(Interface dataset entries)
★ ★ ★ ★ ★ ★ ★

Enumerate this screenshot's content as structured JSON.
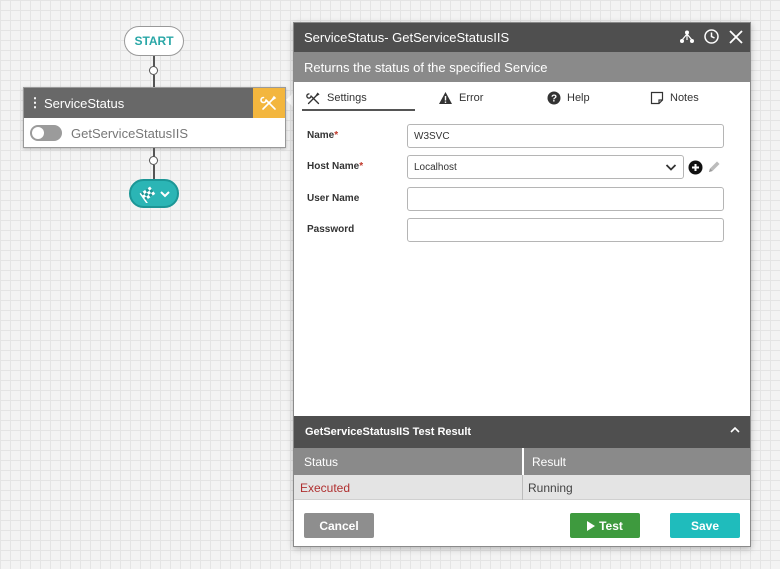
{
  "flow": {
    "start_label": "START",
    "activity": {
      "title": "ServiceStatus",
      "action_label": "GetServiceStatusIIS",
      "toggle_on": false
    }
  },
  "panel": {
    "title": "ServiceStatus-  GetServiceStatusIIS",
    "description": "Returns the status of the specified Service",
    "tabs": [
      {
        "label": "Settings",
        "icon": "tools-icon",
        "active": true
      },
      {
        "label": "Error",
        "icon": "warning-icon",
        "active": false
      },
      {
        "label": "Help",
        "icon": "help-icon",
        "active": false
      },
      {
        "label": "Notes",
        "icon": "notes-icon",
        "active": false
      }
    ],
    "form": {
      "name_label": "Name",
      "name_value": "W3SVC",
      "host_label": "Host Name",
      "host_value": "Localhost",
      "user_label": "User Name",
      "user_value": "",
      "password_label": "Password",
      "password_value": "",
      "required_mark": "*"
    },
    "result": {
      "title": "GetServiceStatusIIS Test Result",
      "columns": [
        "Status",
        "Result"
      ],
      "rows": [
        {
          "status": "Executed",
          "result": "Running"
        }
      ]
    },
    "buttons": {
      "cancel": "Cancel",
      "test": "Test",
      "save": "Save"
    }
  },
  "colors": {
    "accent_teal": "#1fbcbc",
    "test_green": "#3e9a3e",
    "tool_orange": "#f3b63e",
    "header_dark": "#4f4f4f",
    "status_red": "#b03030"
  }
}
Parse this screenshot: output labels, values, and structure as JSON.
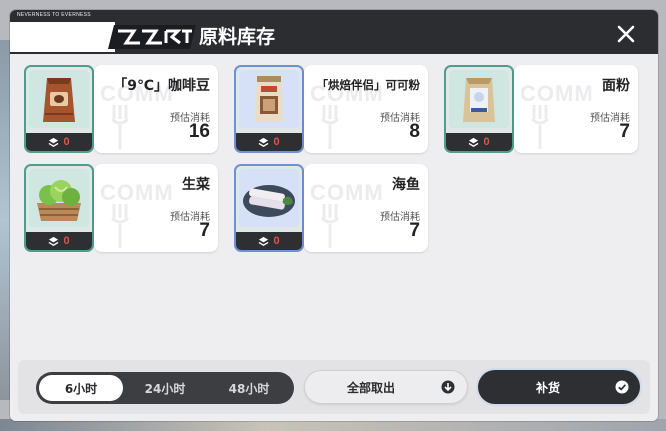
{
  "window": {
    "brand_tag": "NEVERNESS TO EVERNESS",
    "title": "原料库存",
    "close_icon": "close-icon"
  },
  "items": [
    {
      "name": "「9℃」咖啡豆",
      "stock": "0",
      "estimate_label": "预估消耗",
      "estimate_value": "16",
      "rarity_color": "#4d9e8a",
      "icon": "coffee-bean-bag-icon"
    },
    {
      "name": "「烘焙伴侣」可可粉",
      "stock": "0",
      "estimate_label": "预估消耗",
      "estimate_value": "8",
      "rarity_color": "#6f8fd6",
      "icon": "cocoa-powder-icon"
    },
    {
      "name": "面粉",
      "stock": "0",
      "estimate_label": "预估消耗",
      "estimate_value": "7",
      "rarity_color": "#4d9e8a",
      "icon": "flour-bag-icon"
    },
    {
      "name": "生菜",
      "stock": "0",
      "estimate_label": "预估消耗",
      "estimate_value": "7",
      "rarity_color": "#4d9e8a",
      "icon": "lettuce-crate-icon"
    },
    {
      "name": "海鱼",
      "stock": "0",
      "estimate_label": "预估消耗",
      "estimate_value": "7",
      "rarity_color": "#6f8fd6",
      "icon": "sea-fish-icon"
    }
  ],
  "card_watermark": "COMM",
  "time_tabs": [
    {
      "label": "6小时",
      "active": true
    },
    {
      "label": "24小时",
      "active": false
    },
    {
      "label": "48小时",
      "active": false
    }
  ],
  "actions": {
    "take_all_label": "全部取出",
    "restock_label": "补货"
  }
}
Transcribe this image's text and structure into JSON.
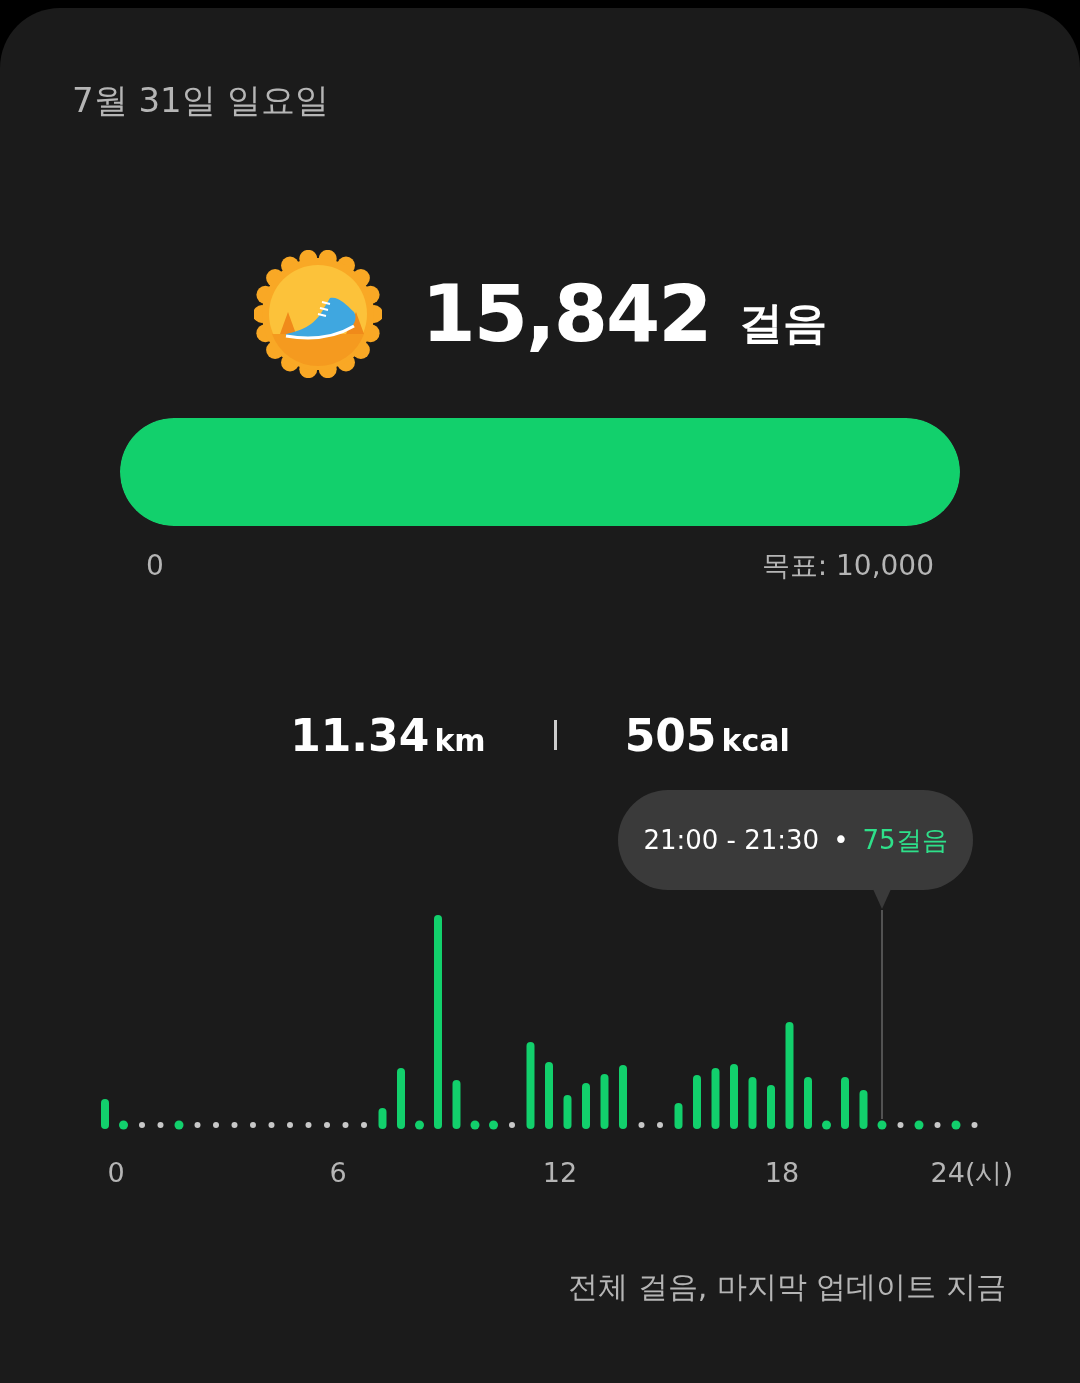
{
  "date": "7월 31일 일요일",
  "steps": {
    "value": "15,842",
    "unit": "걸음"
  },
  "progress": {
    "level": 1,
    "start_label": "0",
    "goal_label": "목표: 10,000"
  },
  "stats": [
    {
      "value": "11.34",
      "unit": "km"
    },
    {
      "value": "505",
      "unit": "kcal"
    }
  ],
  "chart": {
    "tooltip": {
      "range": "21:00 - 21:30",
      "separator": "•",
      "steps": "75걸음"
    },
    "xticks": [
      "0",
      "6",
      "12",
      "18",
      "24(시)"
    ]
  },
  "footer": "전체 걸음, 마지막 업데이트 지금"
}
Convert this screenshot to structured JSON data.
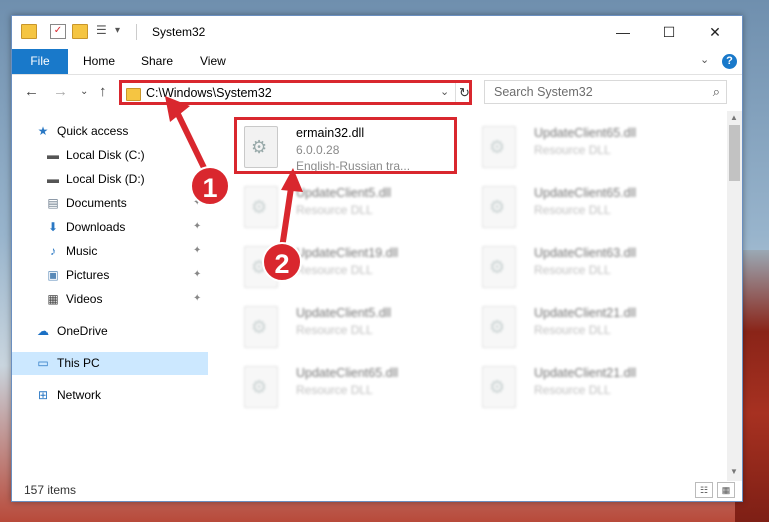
{
  "window": {
    "title": "System32",
    "controls": {
      "minimize": "—",
      "maximize": "☐",
      "close": "✕"
    }
  },
  "quick_access_toolbar": {
    "dropdown": "▾"
  },
  "ribbon": {
    "tabs": [
      {
        "label": "File",
        "active": true
      },
      {
        "label": "Home"
      },
      {
        "label": "Share"
      },
      {
        "label": "View"
      }
    ],
    "help": "?",
    "expand": "⌄"
  },
  "navigation": {
    "back": "←",
    "forward": "→",
    "recent": "⌄",
    "up": "↑",
    "address": "C:\\Windows\\System32",
    "address_dropdown": "⌄",
    "refresh": "↻",
    "search_placeholder": "Search System32",
    "search_icon": "⌕"
  },
  "sidebar": {
    "items": [
      {
        "label": "Quick access",
        "icon": "star-icon",
        "glyph": "★",
        "color": "#2a78c4"
      },
      {
        "label": "Local Disk (C:)",
        "icon": "drive-icon",
        "glyph": "▬",
        "color": "#555555",
        "pinned": true
      },
      {
        "label": "Local Disk (D:)",
        "icon": "drive-icon",
        "glyph": "▬",
        "color": "#555555",
        "pinned": true
      },
      {
        "label": "Documents",
        "icon": "documents-icon",
        "glyph": "▤",
        "color": "#6b7b8c",
        "pinned": true
      },
      {
        "label": "Downloads",
        "icon": "downloads-icon",
        "glyph": "⬇",
        "color": "#2a78c4",
        "pinned": true
      },
      {
        "label": "Music",
        "icon": "music-icon",
        "glyph": "♪",
        "color": "#2a78c4",
        "pinned": true
      },
      {
        "label": "Pictures",
        "icon": "pictures-icon",
        "glyph": "▣",
        "color": "#5a8ab8",
        "pinned": true
      },
      {
        "label": "Videos",
        "icon": "videos-icon",
        "glyph": "▦",
        "color": "#444444",
        "pinned": true
      },
      {
        "label": "OneDrive",
        "icon": "onedrive-icon",
        "glyph": "☁",
        "color": "#1a6fc4"
      },
      {
        "label": "This PC",
        "icon": "computer-icon",
        "glyph": "▭",
        "color": "#2a78c4",
        "selected": true
      },
      {
        "label": "Network",
        "icon": "network-icon",
        "glyph": "⊞",
        "color": "#2a78c4"
      }
    ],
    "pin_glyph": "📌"
  },
  "files": {
    "highlighted": {
      "name": "ermain32.dll",
      "version": "6.0.0.28",
      "description": "English-Russian tra..."
    },
    "others": [
      {
        "name": "UpdateClient65.dll",
        "type": "Resource DLL"
      },
      {
        "name": "UpdateClient5.dll",
        "type": "Resource DLL"
      },
      {
        "name": "UpdateClient65.dll",
        "type": "Resource DLL"
      },
      {
        "name": "UpdateClient19.dll",
        "type": "Resource DLL"
      },
      {
        "name": "UpdateClient63.dll",
        "type": "Resource DLL"
      },
      {
        "name": "UpdateClient5.dll",
        "type": "Resource DLL"
      },
      {
        "name": "UpdateClient21.dll",
        "type": "Resource DLL"
      },
      {
        "name": "UpdateClient65.dll",
        "type": "Resource DLL"
      },
      {
        "name": "UpdateClient21.dll",
        "type": "Resource DLL"
      }
    ]
  },
  "status": {
    "item_count": "157 items"
  },
  "callouts": [
    "1",
    "2"
  ],
  "colors": {
    "accent": "#1979ca",
    "highlight_red": "#d9272e",
    "selection": "#cce8ff"
  }
}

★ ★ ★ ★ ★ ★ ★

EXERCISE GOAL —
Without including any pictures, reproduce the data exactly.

RESULT —
Enumerate this screenshot's content as structured JSON.
{
  "flow": {
    "start_label": "START",
    "activity": {
      "title": "ServiceStatus",
      "action_label": "GetServiceStatusIIS",
      "toggle_on": false
    }
  },
  "panel": {
    "title": "ServiceStatus-  GetServiceStatusIIS",
    "description": "Returns the status of the specified Service",
    "tabs": [
      {
        "label": "Settings",
        "icon": "tools-icon",
        "active": true
      },
      {
        "label": "Error",
        "icon": "warning-icon",
        "active": false
      },
      {
        "label": "Help",
        "icon": "help-icon",
        "active": false
      },
      {
        "label": "Notes",
        "icon": "notes-icon",
        "active": false
      }
    ],
    "form": {
      "name_label": "Name",
      "name_value": "W3SVC",
      "host_label": "Host Name",
      "host_value": "Localhost",
      "user_label": "User Name",
      "user_value": "",
      "password_label": "Password",
      "password_value": "",
      "required_mark": "*"
    },
    "result": {
      "title": "GetServiceStatusIIS Test Result",
      "columns": [
        "Status",
        "Result"
      ],
      "rows": [
        {
          "status": "Executed",
          "result": "Running"
        }
      ]
    },
    "buttons": {
      "cancel": "Cancel",
      "test": "Test",
      "save": "Save"
    }
  },
  "colors": {
    "accent_teal": "#1fbcbc",
    "test_green": "#3e9a3e",
    "tool_orange": "#f3b63e",
    "header_dark": "#4f4f4f",
    "status_red": "#b03030"
  }
}
Parse this screenshot: output labels, values, and structure as JSON.
{
  "window": {
    "brand_tag": "NEVERNESS TO EVERNESS",
    "title": "原料库存",
    "close_icon": "close-icon"
  },
  "items": [
    {
      "name": "「9℃」咖啡豆",
      "stock": "0",
      "estimate_label": "预估消耗",
      "estimate_value": "16",
      "rarity_color": "#4d9e8a",
      "icon": "coffee-bean-bag-icon"
    },
    {
      "name": "「烘焙伴侣」可可粉",
      "stock": "0",
      "estimate_label": "预估消耗",
      "estimate_value": "8",
      "rarity_color": "#6f8fd6",
      "icon": "cocoa-powder-icon"
    },
    {
      "name": "面粉",
      "stock": "0",
      "estimate_label": "预估消耗",
      "estimate_value": "7",
      "rarity_color": "#4d9e8a",
      "icon": "flour-bag-icon"
    },
    {
      "name": "生菜",
      "stock": "0",
      "estimate_label": "预估消耗",
      "estimate_value": "7",
      "rarity_color": "#4d9e8a",
      "icon": "lettuce-crate-icon"
    },
    {
      "name": "海鱼",
      "stock": "0",
      "estimate_label": "预估消耗",
      "estimate_value": "7",
      "rarity_color": "#6f8fd6",
      "icon": "sea-fish-icon"
    }
  ],
  "card_watermark": "COMM",
  "time_tabs": [
    {
      "label": "6小时",
      "active": true
    },
    {
      "label": "24小时",
      "active": false
    },
    {
      "label": "48小时",
      "active": false
    }
  ],
  "actions": {
    "take_all_label": "全部取出",
    "restock_label": "补货"
  }
}
Transcribe this image's text and structure into JSON.
{
  "date": "7월 31일 일요일",
  "steps": {
    "value": "15,842",
    "unit": "걸음"
  },
  "progress": {
    "level": 1,
    "start_label": "0",
    "goal_label": "목표: 10,000"
  },
  "stats": [
    {
      "value": "11.34",
      "unit": "km"
    },
    {
      "value": "505",
      "unit": "kcal"
    }
  ],
  "chart": {
    "tooltip": {
      "range": "21:00 - 21:30",
      "separator": "•",
      "steps": "75걸음"
    },
    "xticks": [
      "0",
      "6",
      "12",
      "18",
      "24(시)"
    ]
  },
  "footer": "전체 걸음, 마지막 업데이트 지금"
}
Convert this screenshot to structured JSON data.
{
  "window": {
    "title": "System32",
    "controls": {
      "minimize": "—",
      "maximize": "☐",
      "close": "✕"
    }
  },
  "quick_access_toolbar": {
    "dropdown": "▾"
  },
  "ribbon": {
    "tabs": [
      {
        "label": "File",
        "active": true
      },
      {
        "label": "Home"
      },
      {
        "label": "Share"
      },
      {
        "label": "View"
      }
    ],
    "help": "?",
    "expand": "⌄"
  },
  "navigation": {
    "back": "←",
    "forward": "→",
    "recent": "⌄",
    "up": "↑",
    "address": "C:\\Windows\\System32",
    "address_dropdown": "⌄",
    "refresh": "↻",
    "search_placeholder": "Search System32",
    "search_icon": "⌕"
  },
  "sidebar": {
    "items": [
      {
        "label": "Quick access",
        "icon": "star-icon",
        "glyph": "★",
        "color": "#2a78c4"
      },
      {
        "label": "Local Disk (C:)",
        "icon": "drive-icon",
        "glyph": "▬",
        "color": "#555555",
        "pinned": true
      },
      {
        "label": "Local Disk (D:)",
        "icon": "drive-icon",
        "glyph": "▬",
        "color": "#555555",
        "pinned": true
      },
      {
        "label": "Documents",
        "icon": "documents-icon",
        "glyph": "▤",
        "color": "#6b7b8c",
        "pinned": true
      },
      {
        "label": "Downloads",
        "icon": "downloads-icon",
        "glyph": "⬇",
        "color": "#2a78c4",
        "pinned": true
      },
      {
        "label": "Music",
        "icon": "music-icon",
        "glyph": "♪",
        "color": "#2a78c4",
        "pinned": true
      },
      {
        "label": "Pictures",
        "icon": "pictures-icon",
        "glyph": "▣",
        "color": "#5a8ab8",
        "pinned": true
      },
      {
        "label": "Videos",
        "icon": "videos-icon",
        "glyph": "▦",
        "color": "#444444",
        "pinned": true
      },
      {
        "label": "OneDrive",
        "icon": "onedrive-icon",
        "glyph": "☁",
        "color": "#1a6fc4"
      },
      {
        "label": "This PC",
        "icon": "computer-icon",
        "glyph": "▭",
        "color": "#2a78c4",
        "selected": true
      },
      {
        "label": "Network",
        "icon": "network-icon",
        "glyph": "⊞",
        "color": "#2a78c4"
      }
    ],
    "pin_glyph": "📌"
  },
  "files": {
    "highlighted": {
      "name": "ermain32.dll",
      "version": "6.0.0.28",
      "description": "English-Russian tra..."
    },
    "others": [
      {
        "name": "UpdateClient65.dll",
        "type": "Resource DLL"
      },
      {
        "name": "UpdateClient5.dll",
        "type": "Resource DLL"
      },
      {
        "name": "UpdateClient65.dll",
        "type": "Resource DLL"
      },
      {
        "name": "UpdateClient19.dll",
        "type": "Resource DLL"
      },
      {
        "name": "UpdateClient63.dll",
        "type": "Resource DLL"
      },
      {
        "name": "UpdateClient5.dll",
        "type": "Resource DLL"
      },
      {
        "name": "UpdateClient21.dll",
        "type": "Resource DLL"
      },
      {
        "name": "UpdateClient65.dll",
        "type": "Resource DLL"
      },
      {
        "name": "UpdateClient21.dll",
        "type": "Resource DLL"
      }
    ]
  },
  "status": {
    "item_count": "157 items"
  },
  "callouts": [
    "1",
    "2"
  ],
  "colors": {
    "accent": "#1979ca",
    "highlight_red": "#d9272e",
    "selection": "#cce8ff"
  }
}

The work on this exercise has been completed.